Population growth is about 3% per year (0.5% in the UK)- the birth rate 44 per 1000 and the death rate 13 per 1000 (12 per 1000 and 10 per 1000 in the UK). Women have an average of 6 children (nearly 2 in the UK). Infant mortality (ie babies dying before their first birthday) is 81 per 1000 live births (4 per 1000 in the UK) and life expectancy at birth 53 years (80 years in the UK). Just over 1 in a hundred people suffer from HIV/AIDS. Only 22% of people over the age of 15 can read and write- 29% of men and 15% of women.

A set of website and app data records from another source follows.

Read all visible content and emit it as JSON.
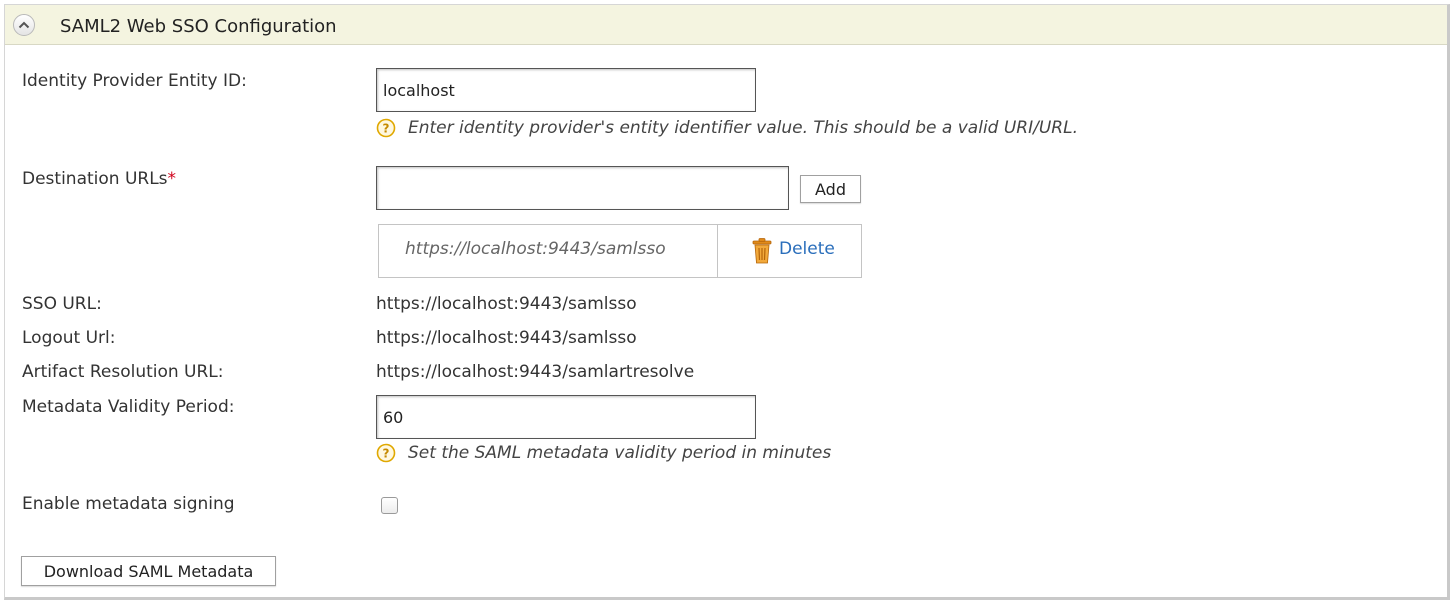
{
  "panel": {
    "title": "SAML2 Web SSO Configuration",
    "collapse_icon": "chevron-up-icon"
  },
  "idp_entity_id": {
    "label": "Identity Provider Entity ID:",
    "value": "localhost",
    "hint": "Enter identity provider's entity identifier value. This should be a valid URI/URL."
  },
  "destination_urls": {
    "label": "Destination URLs",
    "required_marker": "*",
    "input_value": "",
    "add_label": "Add",
    "entries": [
      {
        "url": "https://localhost:9443/samlsso",
        "delete_label": "Delete",
        "delete_icon": "trash-icon"
      }
    ]
  },
  "sso_url": {
    "label": "SSO URL:",
    "value": "https://localhost:9443/samlsso"
  },
  "logout_url": {
    "label": "Logout Url:",
    "value": "https://localhost:9443/samlsso"
  },
  "artifact_resolution_url": {
    "label": "Artifact Resolution URL:",
    "value": "https://localhost:9443/samlartresolve"
  },
  "metadata_validity": {
    "label": "Metadata Validity Period:",
    "value": "60",
    "hint": "Set the SAML metadata validity period in minutes"
  },
  "metadata_signing": {
    "label": "Enable metadata signing",
    "checked": false
  },
  "download_button": {
    "label": "Download SAML Metadata"
  },
  "colors": {
    "header_bg": "#f4f4e0",
    "link": "#2a6ebb",
    "required": "#d0021b",
    "help_icon": "#e0a800"
  }
}
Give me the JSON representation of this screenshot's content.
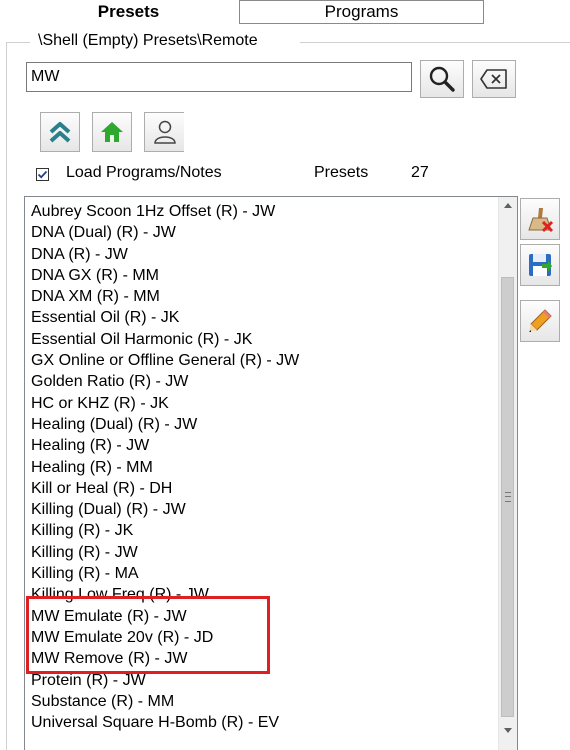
{
  "tabs": [
    {
      "label": "Presets",
      "active": true
    },
    {
      "label": "Programs",
      "active": false
    }
  ],
  "path": "\\Shell (Empty) Presets\\Remote",
  "search": {
    "value": "MW",
    "placeholder": ""
  },
  "icons": {
    "search": "search-icon",
    "clear": "backspace-clear-icon",
    "up": "double-chevron-up-icon",
    "home": "home-icon",
    "user": "user-icon",
    "erase": "eraser-icon",
    "save": "save-floppy-icon",
    "edit": "pencil-icon"
  },
  "options": {
    "load_programs_label": "Load Programs/Notes",
    "load_programs_checked": true,
    "presets_label": "Presets",
    "presets_count": "27"
  },
  "list": [
    "Aubrey Scoon 1Hz Offset (R) - JW",
    "DNA (Dual) (R) - JW",
    "DNA (R) - JW",
    "DNA GX (R) - MM",
    "DNA XM (R) - MM",
    "Essential Oil (R) - JK",
    "Essential Oil Harmonic (R) - JK",
    "GX Online or Offline General (R) - JW",
    "Golden Ratio (R) - JW",
    "HC or KHZ (R) - JK",
    "Healing (Dual) (R) - JW",
    "Healing (R) - JW",
    "Healing (R) - MM",
    "Kill or Heal (R) - DH",
    "Killing (Dual) (R) - JW",
    "Killing (R) - JK",
    "Killing (R) - JW",
    "Killing (R) - MA",
    "Killing Low Freq (R) - JW",
    "MW Emulate (R) - JW",
    "MW Emulate 20v (R) - JD",
    "MW Remove (R) - JW",
    "Protein (R) - JW",
    "Substance (R) - MM",
    "Universal Square H-Bomb (R) - EV"
  ],
  "colors": {
    "highlight": "#e02020",
    "home_green": "#2fa82f",
    "up_teal": "#2a7f8a"
  }
}
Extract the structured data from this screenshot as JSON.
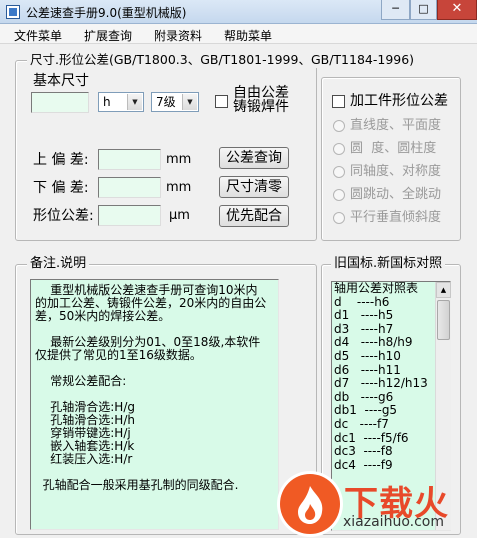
{
  "window": {
    "title": "公差速查手册9.0(重型机械版)",
    "minimize": "─",
    "maximize": "□",
    "close": "✕"
  },
  "menu": [
    "文件菜单",
    "扩展查询",
    "附录资料",
    "帮助菜单"
  ],
  "tolerance": {
    "group_title": "尺寸.形位公差(GB/T1800.3、GB/T1801-1999、GB/T1184-1996)",
    "basic_size_label": "基本尺寸",
    "basic_size_value": "",
    "fit_letter": "h",
    "grade": "7级",
    "free_tolerance_label_1": "自由公差",
    "free_tolerance_label_2": "铸锻焊件",
    "upper_dev_label": "上 偏 差:",
    "upper_dev_value": "",
    "lower_dev_label": "下 偏 差:",
    "lower_dev_value": "",
    "form_tol_label": "形位公差:",
    "form_tol_value": "",
    "unit_mm": "mm",
    "unit_um": "μm",
    "query_button": "公差查询",
    "clear_button": "尺寸清零",
    "preferred_button": "优先配合"
  },
  "form_position": {
    "checkbox_label": "加工件形位公差",
    "options": [
      "直线度、平面度",
      "圆  度、圆柱度",
      "同轴度、对称度",
      "圆跳动、全跳动",
      "平行垂直倾斜度"
    ]
  },
  "notes": {
    "group_title": "备注.说明",
    "lines": [
      "    重型机械版公差速查手册可查询10米内的加工公差、铸锻件公差，20米内的自由公差，50米内的焊接公差。",
      "",
      "    最新公差级别分为01、0至18级,本软件仅提供了常见的1至16级数据。",
      "",
      "    常规公差配合:",
      "",
      "    孔轴滑合选:H/g",
      "    孔轴滑合选:H/h",
      "    穿销带键选:H/j",
      "    嵌入轴套选:H/k",
      "    红装压入选:H/r",
      "",
      "  孔轴配合一般采用基孔制的同级配合."
    ]
  },
  "standards": {
    "group_title": "旧国标.新国标对照",
    "rows": [
      "轴用公差对照表",
      "d    ----h6",
      "d1   ----h5",
      "d3   ----h7",
      "d4   ----h8/h9",
      "d5   ----h10",
      "d6   ----h11",
      "d7   ----h12/h13",
      "db   ----g6",
      "db1  ----g5",
      "dc   ----f7",
      "dc1  ----f5/f6",
      "dc3  ----f8",
      "dc4  ----f9"
    ]
  },
  "watermark": {
    "brand": "下载火",
    "url": "xiazaihuo.com"
  },
  "colors": {
    "field_bg": "#e8fbef",
    "memo_bg": "#d8fae8",
    "logo_orange": "#f05a24"
  }
}
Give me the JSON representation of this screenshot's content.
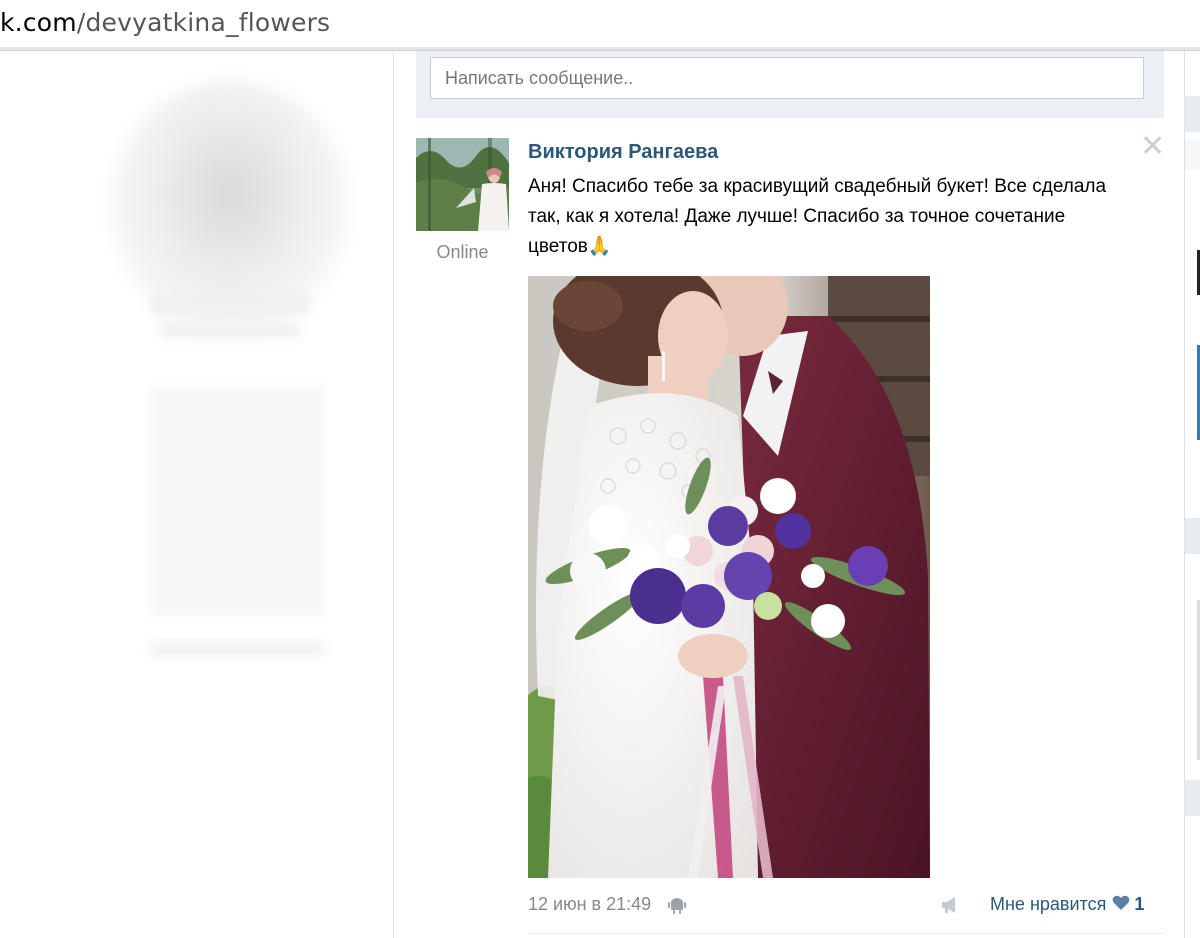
{
  "address_bar": {
    "host": "k.com",
    "path": "/devyatkina_flowers"
  },
  "compose": {
    "placeholder": "Написать сообщение.."
  },
  "post": {
    "author": "Виктория Рангаева",
    "status": "Online",
    "text": "Аня! Спасибо тебе за красивущий свадебный букет! Все сделала так, как я хотела! Даже лучше! Спасибо за точное сочетание цветов🙏",
    "date": "12 июн в 21:49",
    "platform_icon": "android-icon",
    "like_label": "Мне нравится",
    "like_count": "1",
    "close_icon": "close-icon"
  },
  "colors": {
    "link": "#2b587a",
    "muted": "#888888",
    "compose_bg": "#eceff3"
  }
}
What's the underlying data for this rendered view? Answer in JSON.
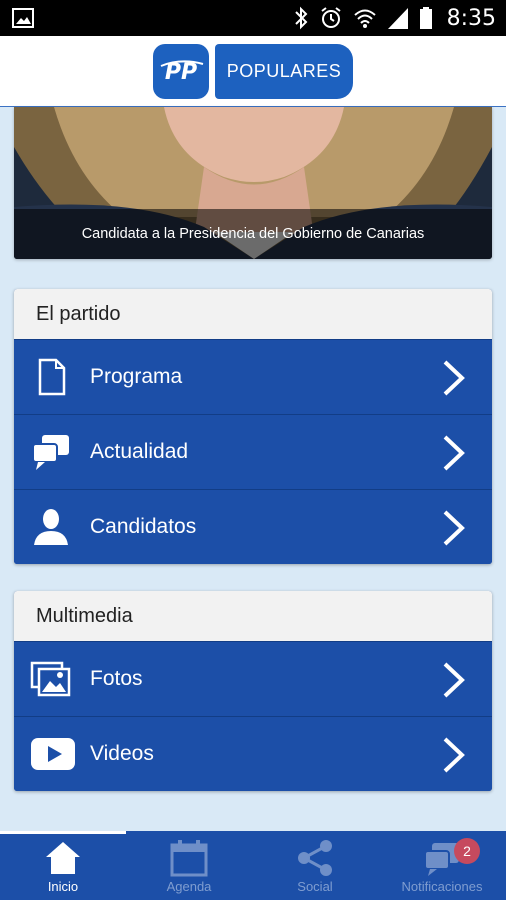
{
  "status_bar": {
    "time": "8:35"
  },
  "header": {
    "logo_mark": "PP",
    "logo_text": "POPULARES"
  },
  "hero": {
    "caption": "Candidata a la Presidencia del Gobierno de Canarias"
  },
  "sections": [
    {
      "title": "El partido",
      "items": [
        {
          "label": "Programa",
          "icon": "document-icon"
        },
        {
          "label": "Actualidad",
          "icon": "chat-bubbles-icon"
        },
        {
          "label": "Candidatos",
          "icon": "person-icon"
        }
      ]
    },
    {
      "title": "Multimedia",
      "items": [
        {
          "label": "Fotos",
          "icon": "photos-icon"
        },
        {
          "label": "Videos",
          "icon": "video-play-icon"
        }
      ]
    }
  ],
  "bottom_nav": {
    "items": [
      {
        "label": "Inicio",
        "icon": "home-icon",
        "active": true
      },
      {
        "label": "Agenda",
        "icon": "calendar-icon",
        "active": false
      },
      {
        "label": "Social",
        "icon": "share-icon",
        "active": false
      },
      {
        "label": "Notificaciones",
        "icon": "notifications-icon",
        "active": false
      }
    ],
    "notification_count": "2"
  },
  "colors": {
    "brand_blue": "#1d61bf",
    "row_blue": "#1c4fa8",
    "page_bg": "#d9e9f6",
    "badge": "#c64a5e"
  }
}
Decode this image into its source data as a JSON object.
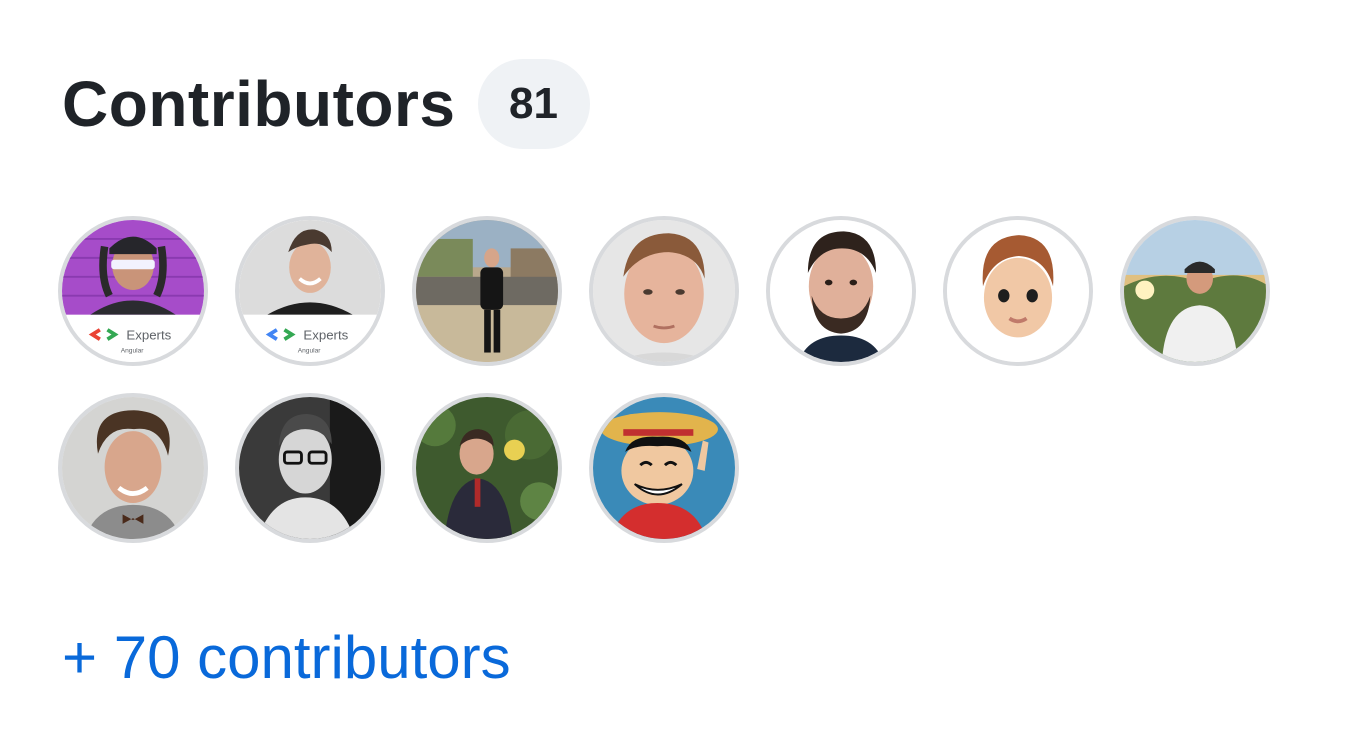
{
  "contributors": {
    "title": "Contributors",
    "count": "81",
    "avatars": [
      {
        "icon": "avatar-gde-neon",
        "badge": "Experts",
        "sub": "Angular"
      },
      {
        "icon": "avatar-gde-smile",
        "badge": "Experts",
        "sub": "Angular"
      },
      {
        "icon": "avatar-street-photo"
      },
      {
        "icon": "avatar-portrait-light"
      },
      {
        "icon": "avatar-portrait-beard"
      },
      {
        "icon": "avatar-memoji"
      },
      {
        "icon": "avatar-sunset-landscape"
      },
      {
        "icon": "avatar-curly-hair"
      },
      {
        "icon": "avatar-glasses-bw"
      },
      {
        "icon": "avatar-tree-fruit"
      },
      {
        "icon": "avatar-anime-straw-hat"
      }
    ],
    "more_link": "+ 70 contributors"
  },
  "colors": {
    "link": "#0969da",
    "count_bg": "#eff2f5",
    "avatar_border": "#d8dadd"
  }
}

Average schooling is six years.
Burkina is one of the world’s poorest countries- if divided equally between all its people each would have roughly the equivalent of US$1200 a year, taking local prices into account ($35,000 in the UK). The poorest 10 percent of the population have 3 percent of the wealth and the richest 10% have 32% (in the UK this is 2% and 29%). Nearly 90 percent of the population depend on agriculture for their living- this has suffered from recurring droughts, overgrazing, soil degradation, deforestation and the growth of the desert. Cotton employs 17% of the population and exports earned over $200 million in 2010, though this is vulnerable to unpredictable world prices. The economy of Bobo-Dioulasso depends on processing cotton (including textiles) and food products. Livestock breeding has also been important, though now is in decline. Several hundred thousand Burkinabés have traditionally gone south for work, and their wages sent home have been an important contribution to the economy. But recent conflicts in Ivory Coast have severely disrupted this.
President Compaoré has followed the advice of the World Bank and International Monetary Fund in gradually privatising the economy and attracting foreign investment. The economy is growing at about 5 percent a year. Burkina was one of the first countries to benefit from the debt-reduction programme- its foreign debt is now $2 billion. Gold mining has considerably increased in recent years- nearly 8 tonnes was exported in 2009, earning $380 million, and there were hopes to export 20 tons in 2010. One state-owned organisation that is working well, however, is the National Office for Water and Sanitation. This has been effective in the cities- 94% of Ougadougou now has access to clean water. The country has 620 kilometres of railway (leading to Abijan, the port in Ivory Coast), and 3800 km of paved roads
Exports were $1034 billion in 2010- Singapore, Belgium, China and Ghana the main trading partners. Imports were $1.5 billion, mainly machinery, foodstuff and petroleum- a quarter from Ivory Coast and a fifth from France. Government expenditure is $2.3 billion, 17 percent of the total wealth of the country (at purchasing power equivalent). Revenues are $1.9 billion. International aid is still important as a support to the economy. France also gives support to its police force and training.